## TO DO
How many lines of the records below contain the word "check"? Answer with the number alone.

DATASET EXTRACT Start Marker

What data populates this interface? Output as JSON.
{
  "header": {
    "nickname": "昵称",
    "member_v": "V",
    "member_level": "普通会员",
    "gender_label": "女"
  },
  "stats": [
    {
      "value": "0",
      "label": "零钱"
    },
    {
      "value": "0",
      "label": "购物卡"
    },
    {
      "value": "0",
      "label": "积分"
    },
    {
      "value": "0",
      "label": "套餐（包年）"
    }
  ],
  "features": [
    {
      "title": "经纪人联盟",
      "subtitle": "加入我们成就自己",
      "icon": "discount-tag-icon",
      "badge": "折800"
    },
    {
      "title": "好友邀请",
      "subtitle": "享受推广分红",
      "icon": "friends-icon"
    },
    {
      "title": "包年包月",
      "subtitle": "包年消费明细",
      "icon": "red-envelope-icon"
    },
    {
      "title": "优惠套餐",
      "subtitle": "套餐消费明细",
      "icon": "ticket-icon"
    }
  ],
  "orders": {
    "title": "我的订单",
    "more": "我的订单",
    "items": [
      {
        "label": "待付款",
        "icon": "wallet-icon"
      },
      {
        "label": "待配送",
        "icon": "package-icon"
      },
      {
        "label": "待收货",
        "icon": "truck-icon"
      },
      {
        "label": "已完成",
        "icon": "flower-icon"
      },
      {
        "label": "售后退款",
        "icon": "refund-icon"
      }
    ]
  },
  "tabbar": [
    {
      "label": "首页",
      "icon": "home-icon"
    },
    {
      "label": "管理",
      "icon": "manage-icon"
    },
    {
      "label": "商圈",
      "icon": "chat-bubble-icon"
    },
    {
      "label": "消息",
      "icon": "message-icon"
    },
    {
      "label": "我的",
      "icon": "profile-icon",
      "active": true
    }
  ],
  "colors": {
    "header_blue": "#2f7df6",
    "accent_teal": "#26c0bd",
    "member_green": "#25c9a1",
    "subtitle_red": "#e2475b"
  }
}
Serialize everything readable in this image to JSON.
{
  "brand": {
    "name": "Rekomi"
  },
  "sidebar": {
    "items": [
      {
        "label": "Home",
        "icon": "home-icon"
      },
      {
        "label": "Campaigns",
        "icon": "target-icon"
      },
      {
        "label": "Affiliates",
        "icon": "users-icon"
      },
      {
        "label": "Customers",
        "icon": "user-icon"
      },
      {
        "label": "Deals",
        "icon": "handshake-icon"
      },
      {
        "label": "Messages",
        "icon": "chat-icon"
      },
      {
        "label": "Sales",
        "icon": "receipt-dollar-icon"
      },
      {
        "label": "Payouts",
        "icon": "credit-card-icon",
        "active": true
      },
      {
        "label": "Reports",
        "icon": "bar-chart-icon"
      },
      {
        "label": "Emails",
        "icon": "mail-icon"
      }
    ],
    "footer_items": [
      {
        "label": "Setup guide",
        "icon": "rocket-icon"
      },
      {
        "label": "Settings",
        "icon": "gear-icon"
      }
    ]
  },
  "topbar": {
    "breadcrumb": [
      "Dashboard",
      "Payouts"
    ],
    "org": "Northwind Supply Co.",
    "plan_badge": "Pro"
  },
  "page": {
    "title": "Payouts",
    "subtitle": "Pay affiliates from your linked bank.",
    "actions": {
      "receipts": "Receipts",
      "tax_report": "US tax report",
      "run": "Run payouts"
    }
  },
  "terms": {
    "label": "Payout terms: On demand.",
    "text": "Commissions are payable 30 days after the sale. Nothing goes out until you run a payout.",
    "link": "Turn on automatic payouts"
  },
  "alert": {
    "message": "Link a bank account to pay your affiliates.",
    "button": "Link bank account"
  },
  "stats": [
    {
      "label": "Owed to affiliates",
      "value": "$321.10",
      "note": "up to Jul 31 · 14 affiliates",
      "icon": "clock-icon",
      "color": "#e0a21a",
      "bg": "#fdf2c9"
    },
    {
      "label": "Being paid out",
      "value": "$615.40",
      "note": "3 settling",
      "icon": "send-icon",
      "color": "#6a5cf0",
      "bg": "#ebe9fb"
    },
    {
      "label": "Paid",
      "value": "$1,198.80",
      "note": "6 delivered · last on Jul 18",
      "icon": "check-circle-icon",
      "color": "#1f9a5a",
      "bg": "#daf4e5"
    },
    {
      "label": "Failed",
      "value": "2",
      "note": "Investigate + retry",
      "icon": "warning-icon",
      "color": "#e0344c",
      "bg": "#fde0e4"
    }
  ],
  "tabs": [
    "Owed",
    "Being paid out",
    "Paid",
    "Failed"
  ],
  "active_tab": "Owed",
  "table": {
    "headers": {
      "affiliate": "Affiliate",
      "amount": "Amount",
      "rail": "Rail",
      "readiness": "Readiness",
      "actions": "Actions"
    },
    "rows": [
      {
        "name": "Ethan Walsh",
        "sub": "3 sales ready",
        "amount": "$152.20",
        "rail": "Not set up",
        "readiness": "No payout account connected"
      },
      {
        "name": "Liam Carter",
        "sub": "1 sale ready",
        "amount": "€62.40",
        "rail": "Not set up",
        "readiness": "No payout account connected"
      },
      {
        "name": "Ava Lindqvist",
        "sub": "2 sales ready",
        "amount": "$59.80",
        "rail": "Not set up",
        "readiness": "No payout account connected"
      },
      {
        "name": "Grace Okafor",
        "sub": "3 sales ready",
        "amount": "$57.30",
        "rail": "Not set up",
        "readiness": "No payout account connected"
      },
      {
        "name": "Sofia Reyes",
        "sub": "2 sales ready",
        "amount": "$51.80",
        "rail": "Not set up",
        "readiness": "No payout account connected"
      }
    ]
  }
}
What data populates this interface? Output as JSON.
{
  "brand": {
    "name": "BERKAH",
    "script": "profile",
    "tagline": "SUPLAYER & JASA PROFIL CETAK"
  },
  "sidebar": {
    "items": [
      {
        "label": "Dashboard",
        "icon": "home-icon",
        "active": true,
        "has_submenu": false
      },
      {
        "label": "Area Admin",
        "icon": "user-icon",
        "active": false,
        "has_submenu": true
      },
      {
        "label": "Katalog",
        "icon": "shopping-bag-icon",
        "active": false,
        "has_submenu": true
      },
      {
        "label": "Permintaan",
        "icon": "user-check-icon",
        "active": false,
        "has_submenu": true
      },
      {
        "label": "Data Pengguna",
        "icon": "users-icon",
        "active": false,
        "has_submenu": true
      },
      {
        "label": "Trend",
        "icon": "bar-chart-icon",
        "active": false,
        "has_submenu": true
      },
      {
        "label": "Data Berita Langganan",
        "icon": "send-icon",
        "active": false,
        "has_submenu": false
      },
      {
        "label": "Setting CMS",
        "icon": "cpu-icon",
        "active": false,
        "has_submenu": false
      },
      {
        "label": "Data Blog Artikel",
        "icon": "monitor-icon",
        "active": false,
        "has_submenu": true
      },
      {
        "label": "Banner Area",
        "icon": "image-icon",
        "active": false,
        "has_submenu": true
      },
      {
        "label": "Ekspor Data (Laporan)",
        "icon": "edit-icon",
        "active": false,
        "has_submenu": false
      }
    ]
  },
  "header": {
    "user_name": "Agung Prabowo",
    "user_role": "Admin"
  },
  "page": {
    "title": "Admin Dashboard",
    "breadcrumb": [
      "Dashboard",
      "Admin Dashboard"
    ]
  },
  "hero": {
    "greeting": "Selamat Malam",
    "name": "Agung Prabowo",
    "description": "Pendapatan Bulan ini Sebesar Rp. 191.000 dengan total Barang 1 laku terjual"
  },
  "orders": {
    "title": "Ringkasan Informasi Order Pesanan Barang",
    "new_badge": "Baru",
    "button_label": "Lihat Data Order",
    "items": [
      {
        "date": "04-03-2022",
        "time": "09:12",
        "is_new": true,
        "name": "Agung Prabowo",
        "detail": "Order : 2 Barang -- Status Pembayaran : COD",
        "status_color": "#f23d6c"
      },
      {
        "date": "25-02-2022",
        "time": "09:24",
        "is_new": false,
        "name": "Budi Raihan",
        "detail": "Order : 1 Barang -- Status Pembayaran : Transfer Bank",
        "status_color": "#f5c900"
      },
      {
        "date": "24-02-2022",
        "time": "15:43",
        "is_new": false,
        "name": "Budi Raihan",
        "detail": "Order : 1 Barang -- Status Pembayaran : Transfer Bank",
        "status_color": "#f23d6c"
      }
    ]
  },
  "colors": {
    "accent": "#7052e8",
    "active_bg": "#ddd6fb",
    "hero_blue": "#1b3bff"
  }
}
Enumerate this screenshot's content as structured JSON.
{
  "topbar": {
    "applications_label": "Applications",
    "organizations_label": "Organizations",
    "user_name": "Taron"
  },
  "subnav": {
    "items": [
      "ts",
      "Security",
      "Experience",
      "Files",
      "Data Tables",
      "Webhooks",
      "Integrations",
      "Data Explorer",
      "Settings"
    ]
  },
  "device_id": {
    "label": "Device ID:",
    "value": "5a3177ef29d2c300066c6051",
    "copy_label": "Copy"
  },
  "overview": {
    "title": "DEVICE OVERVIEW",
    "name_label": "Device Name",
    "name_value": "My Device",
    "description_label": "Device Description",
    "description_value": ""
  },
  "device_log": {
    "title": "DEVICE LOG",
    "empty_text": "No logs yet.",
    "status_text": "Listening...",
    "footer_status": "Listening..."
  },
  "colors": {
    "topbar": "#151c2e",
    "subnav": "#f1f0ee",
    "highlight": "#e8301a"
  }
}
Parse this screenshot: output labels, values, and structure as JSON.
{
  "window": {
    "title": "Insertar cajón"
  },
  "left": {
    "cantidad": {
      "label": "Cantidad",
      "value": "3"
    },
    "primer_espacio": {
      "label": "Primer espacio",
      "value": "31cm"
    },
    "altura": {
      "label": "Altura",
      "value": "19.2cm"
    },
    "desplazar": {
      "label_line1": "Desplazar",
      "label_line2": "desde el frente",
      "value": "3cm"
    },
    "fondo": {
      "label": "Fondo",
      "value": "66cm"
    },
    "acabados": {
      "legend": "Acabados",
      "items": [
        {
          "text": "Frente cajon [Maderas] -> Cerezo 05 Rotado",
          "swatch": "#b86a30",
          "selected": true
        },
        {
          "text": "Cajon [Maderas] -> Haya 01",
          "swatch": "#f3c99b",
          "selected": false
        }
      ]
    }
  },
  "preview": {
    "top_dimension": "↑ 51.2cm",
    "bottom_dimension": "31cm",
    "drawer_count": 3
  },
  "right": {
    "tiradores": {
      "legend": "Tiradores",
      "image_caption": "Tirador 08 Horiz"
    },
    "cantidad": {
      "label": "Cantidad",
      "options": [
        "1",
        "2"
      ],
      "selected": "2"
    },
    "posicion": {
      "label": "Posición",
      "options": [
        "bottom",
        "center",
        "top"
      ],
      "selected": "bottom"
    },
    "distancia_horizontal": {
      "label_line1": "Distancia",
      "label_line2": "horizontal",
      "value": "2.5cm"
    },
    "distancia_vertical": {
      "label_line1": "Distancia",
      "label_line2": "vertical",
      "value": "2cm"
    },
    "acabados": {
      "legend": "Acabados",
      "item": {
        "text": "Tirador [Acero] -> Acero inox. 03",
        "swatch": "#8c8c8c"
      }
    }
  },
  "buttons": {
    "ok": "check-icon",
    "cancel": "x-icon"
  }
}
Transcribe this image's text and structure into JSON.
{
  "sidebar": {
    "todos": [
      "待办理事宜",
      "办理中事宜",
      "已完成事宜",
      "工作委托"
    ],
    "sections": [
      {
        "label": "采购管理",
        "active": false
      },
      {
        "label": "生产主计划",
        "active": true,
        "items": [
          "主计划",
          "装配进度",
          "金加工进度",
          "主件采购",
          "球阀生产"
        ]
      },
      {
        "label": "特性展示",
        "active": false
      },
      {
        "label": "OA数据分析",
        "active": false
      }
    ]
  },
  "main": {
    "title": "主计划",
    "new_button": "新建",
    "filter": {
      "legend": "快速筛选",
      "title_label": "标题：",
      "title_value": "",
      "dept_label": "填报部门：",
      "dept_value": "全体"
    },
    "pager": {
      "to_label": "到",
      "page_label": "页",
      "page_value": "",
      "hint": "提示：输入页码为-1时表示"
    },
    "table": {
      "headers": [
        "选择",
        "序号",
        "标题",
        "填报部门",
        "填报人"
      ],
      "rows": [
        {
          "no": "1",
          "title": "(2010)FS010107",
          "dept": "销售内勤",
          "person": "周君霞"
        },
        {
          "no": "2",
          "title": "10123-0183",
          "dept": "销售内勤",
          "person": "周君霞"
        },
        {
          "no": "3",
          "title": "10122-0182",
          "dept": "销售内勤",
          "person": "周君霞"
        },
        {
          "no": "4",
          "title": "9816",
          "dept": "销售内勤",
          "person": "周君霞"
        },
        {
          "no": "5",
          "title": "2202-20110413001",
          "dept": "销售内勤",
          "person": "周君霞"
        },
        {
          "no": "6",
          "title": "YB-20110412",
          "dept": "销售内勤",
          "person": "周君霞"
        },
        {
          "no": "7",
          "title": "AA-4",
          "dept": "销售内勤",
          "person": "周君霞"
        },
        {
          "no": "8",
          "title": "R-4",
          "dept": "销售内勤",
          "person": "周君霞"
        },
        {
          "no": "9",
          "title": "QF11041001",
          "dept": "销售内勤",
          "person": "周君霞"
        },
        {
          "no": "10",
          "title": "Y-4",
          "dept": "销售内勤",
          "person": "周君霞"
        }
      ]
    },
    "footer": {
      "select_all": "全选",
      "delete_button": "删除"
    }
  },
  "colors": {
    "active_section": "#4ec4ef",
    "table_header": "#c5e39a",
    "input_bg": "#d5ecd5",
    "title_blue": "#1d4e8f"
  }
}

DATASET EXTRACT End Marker

## ANSWER SPACE
3